CSI tech in your Chevy Cruze?

CSI tech in your Chevy Cruze? image

Text: / Photos: | posted October 10, 2011 15:52

Forensic auto engineering

Normally, it takes a car a long time to show signs of wear and tear, especially when it comes to rust. Over at General Motors, however, they are performing techniques to accelerate the process to make their new Chevy Cruze even better.

The team led by Christa Cooper, General Motors' Corrosion Engineer, recently did things worthy of CSI on the Chevy Cruze to find out where the rust is most likely take place in the car by accelerating wear and tear by 10 years in just a span of a few months.

The testing takes place at the Vehicle Teardown Facility in GM's Milford, Michigan proving grounds. There the cars are subjected to extreme durability testing, fully taken apart and meticulously inspected.

"We test to the 95th percentile environment, which is the most-severe customer environment we can replicate in our labs and road courses," said Cooper. The cars are then disassembled piece by piece in a sort of "Where's Waldo" search for the tiniest evidence of rust.

Skilled trade mechanics drill out 2,000 to 3,000 individual spot welds by hand seeking out corrosion in the sheet metal structure. It takes a two-person team two weeks to completely tear down a car to its base elements.

When Cooper and her team find even a trace of rust, they look for ways to prevent it. Rust is a natural result of steel contacting water and oxygen, and the corrosion accelerates when road salt is present. The solution most often is finding a way to keep water out. Sealers and alternative materials are often prescribed.

While Cruze was under development, Cooper and her team uncovered corrosion where the inner panel of the rear door is joined to the safety beam. The team recommended switching out an uncoated steel bracket with a rust-resistant coated steel stamping.
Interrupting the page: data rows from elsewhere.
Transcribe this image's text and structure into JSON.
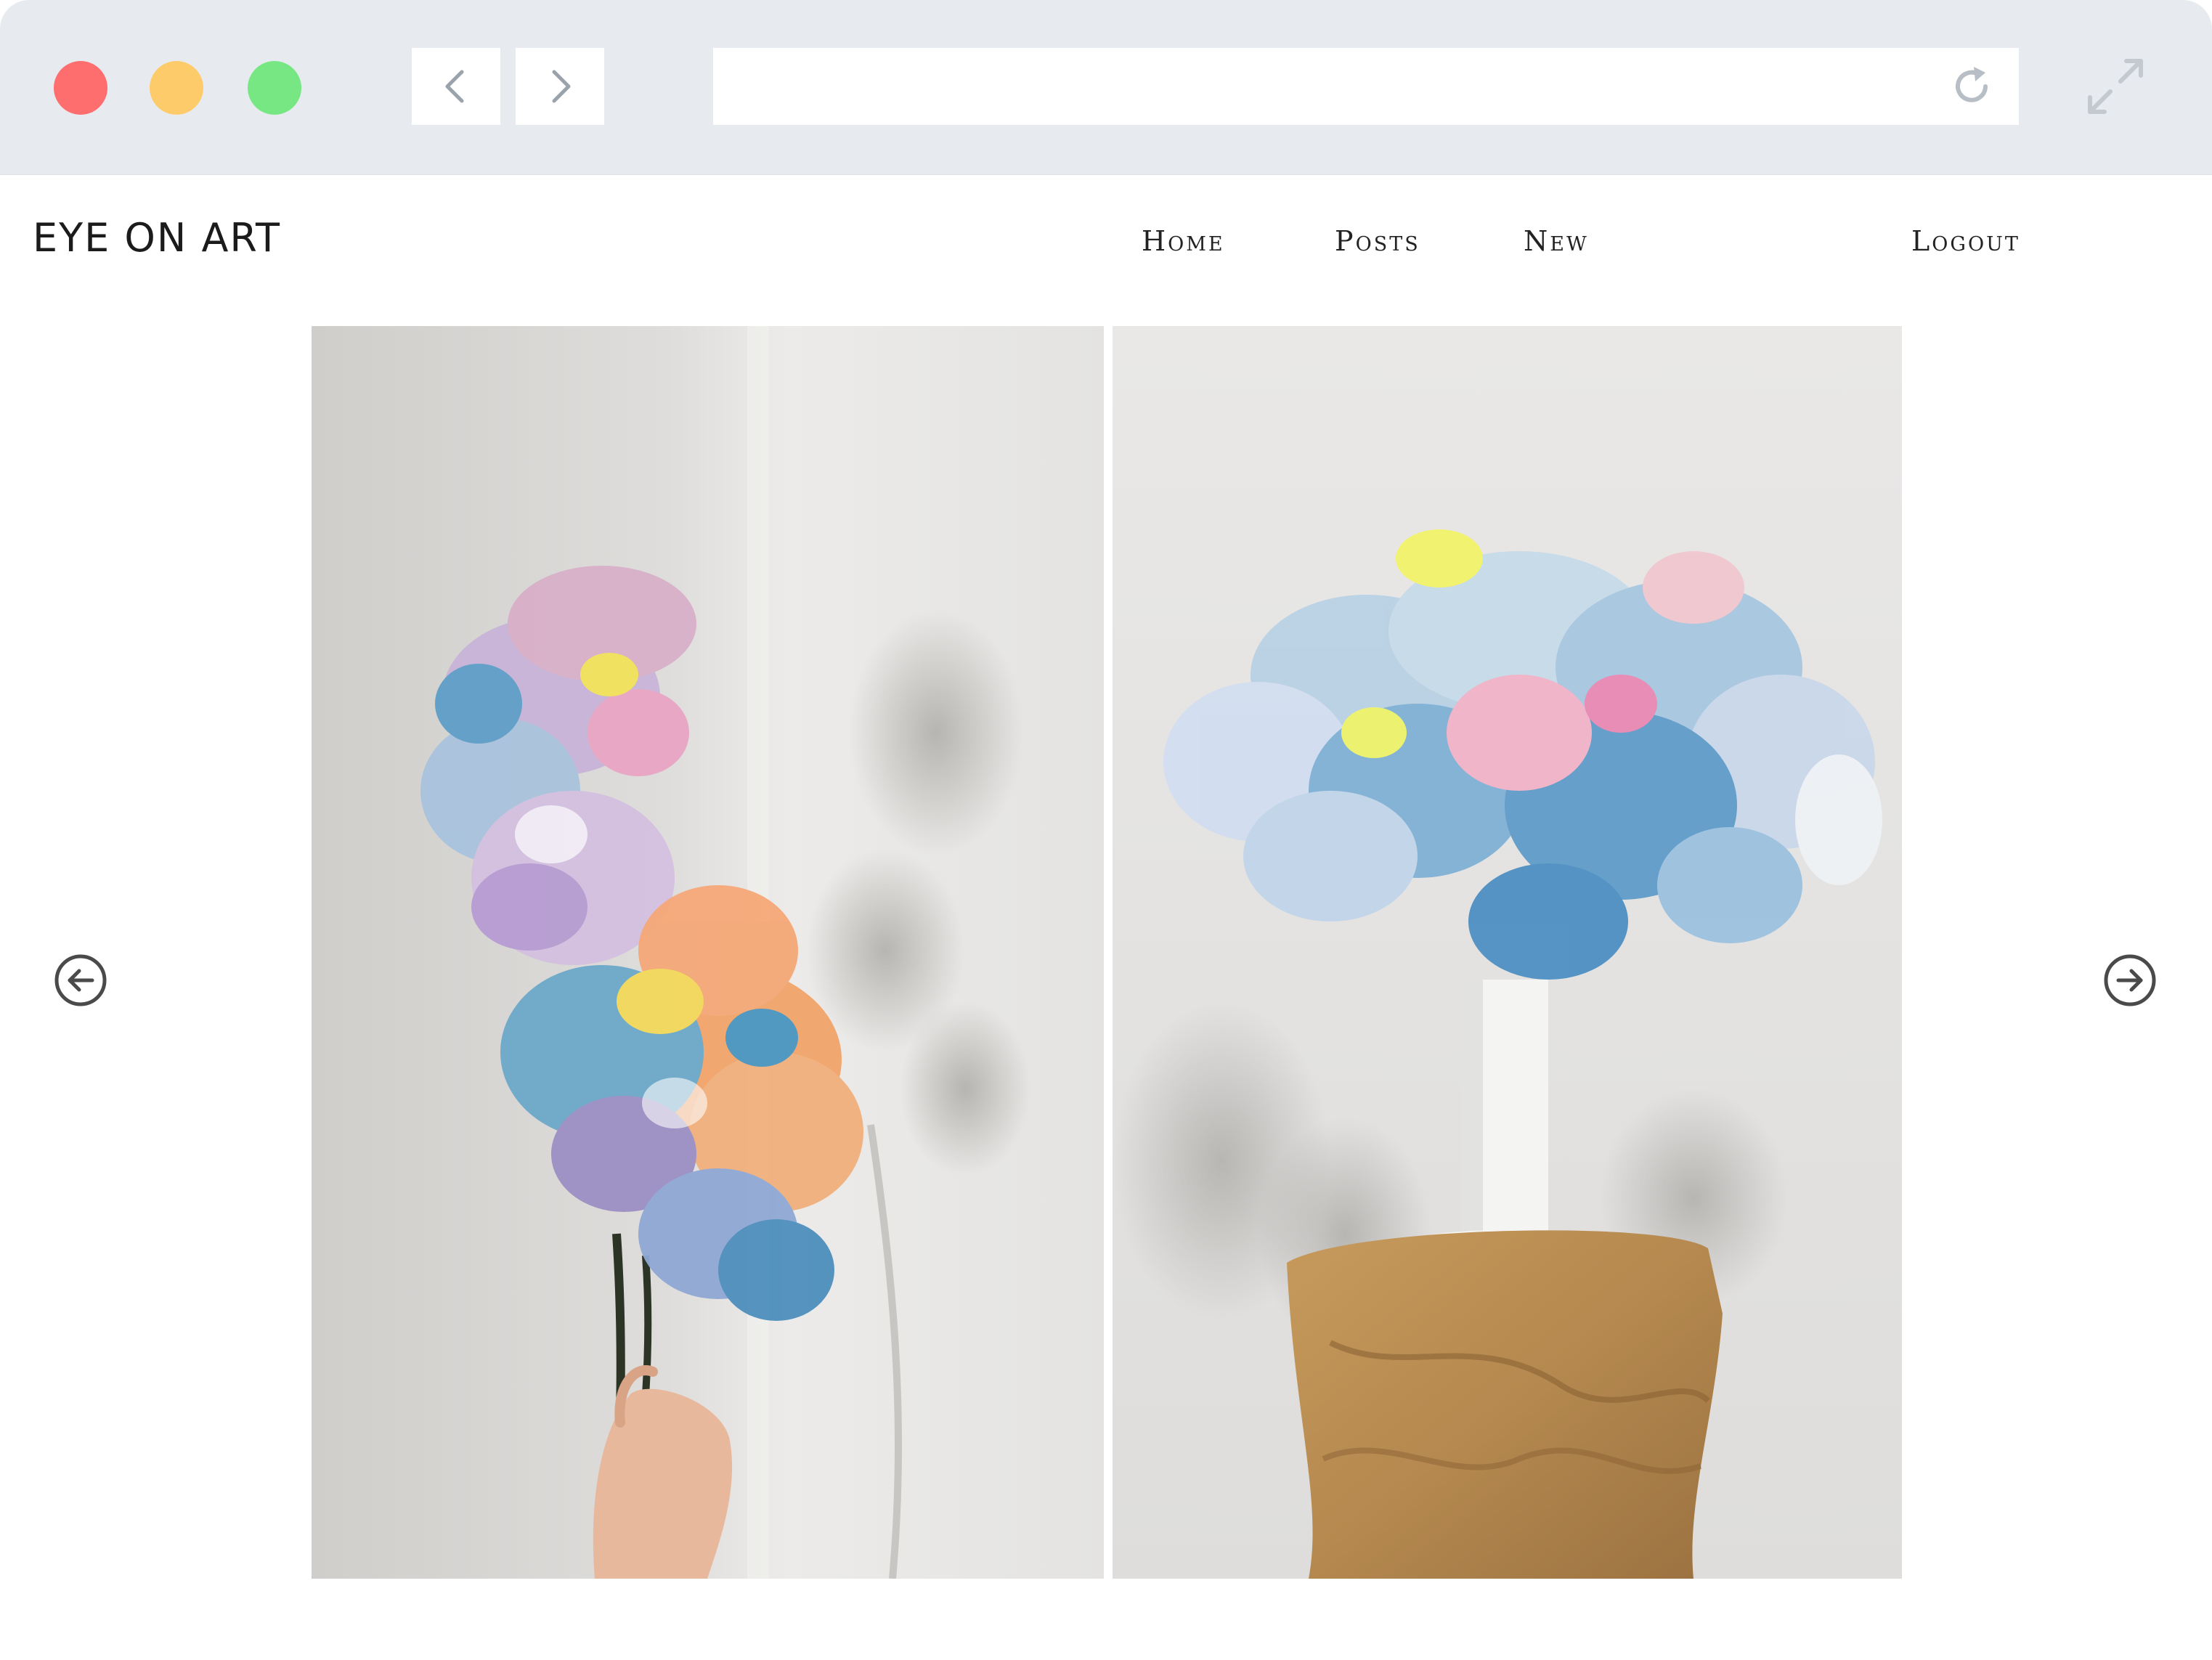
{
  "window": {
    "controls": [
      "close",
      "minimize",
      "maximize"
    ],
    "nav_icons": {
      "back": "chevron-left-icon",
      "forward": "chevron-right-icon",
      "reload": "reload-icon",
      "expand": "expand-icon"
    },
    "address": ""
  },
  "site": {
    "logo": "EYE ON ART",
    "nav": {
      "home": "Home",
      "posts": "Posts",
      "new": "New",
      "logout": "Logout"
    }
  },
  "carousel": {
    "prev_icon": "arrow-left-circle-icon",
    "next_icon": "arrow-right-circle-icon",
    "slides": [
      {
        "subject": "marbled-orchid-stem-held-in-hand"
      },
      {
        "subject": "marbled-orchids-in-white-vase-on-paper-pedestal"
      }
    ]
  },
  "colors": {
    "chrome": "#e7ebef",
    "close": "#fe6e6e",
    "minimize": "#fecb6b",
    "maximize": "#77e784",
    "text": "#1b1b1b",
    "wall": "#e6e5e3",
    "pedestal": "#b58a4f"
  }
}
The change eliminated corrosion in that area.

"It's part investigation, part engineering - I love this job," said Cooper, who has worked in the auto industry since age 18. Her interest in cars and trucks came from her grandfather, who drove and restored classic pre-World War II cars. "I got the automotive bug early," she said.

An auto morgue may seem like a grim place where vehicles sacrifice their bodies for science, but the benefit is future Cruze bodies that last longer and are more durable.